Leslie Midkiff DeBauche

Position title: UW System Fellow (2009-2010)

Communication Arts, UW-Stevens Point

Portrait image of Leslie DeBauche in an office

History of the American Girl

I am investigating the ways that movies, movie stars, and movie-going fit into the lives of American teenage girls in the 1910s and 1920s. My research is based on a study of the ephemera that girls from different regions of the United States collected, arranged, and pasted into the friendship books, high school memory books, and scrapbooks they assembled the year they graduated from high school or during the time they attended college. This work constitutes the fourth chapter of a book-in-progress, The American Girl, Movies, Movie Stars, and Consumer Goods in the 1910s. The American Girl was a popular character in the film, fiction, and advertising of the 1910s. Her character traits expressed traditional American values. Most significantly, she possessed a sense of justice founded on a belief in the permeability of social boundaries regardless of how they were drawn. Personifying such fundamental egalitarianism also made the Girl and those actresses who portrayed her, effective salespersons for fashion and other consumer items.

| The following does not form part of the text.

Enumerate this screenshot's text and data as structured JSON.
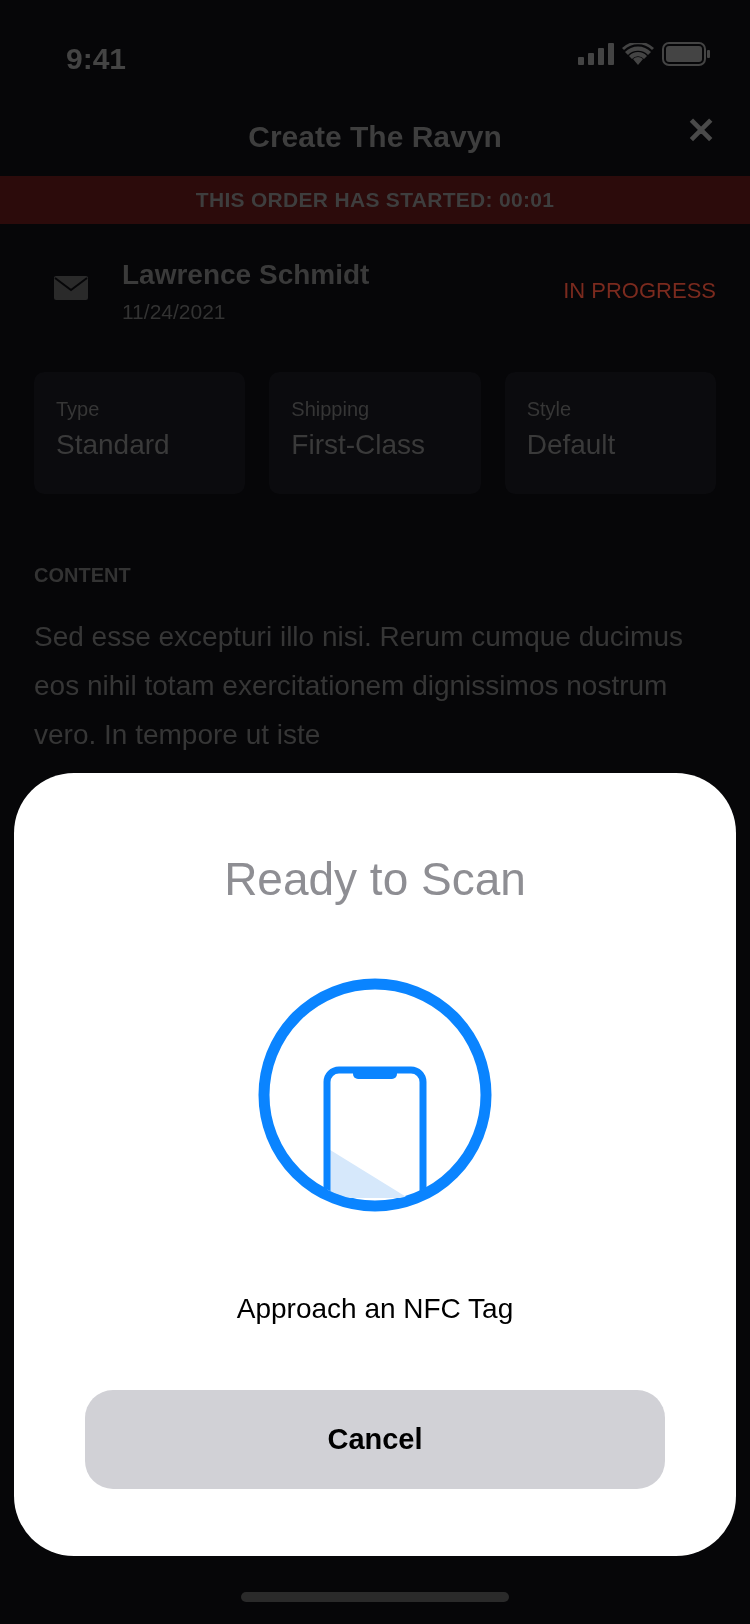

Leslie Midkiff DeBauche is a professor in the Division of Communication at the UW-Stevens Point. A film historian, she focuses on American film and American culture in the 1910s and 1920s. DeBauche is the author of Reel Patriotism, the U.S. Film Industry and WWI and currently she is researching and writing about a character type in movies of the 1910s called the American Girl. This work is interdisciplinary, and, so far, has woven fashion and advertising with movies and movie stars. DeBauche has received research grants from UWSP, the Schlesinger Library, and the John W. Hartman Center for Sales, Advertising and Marketing History at Duke University.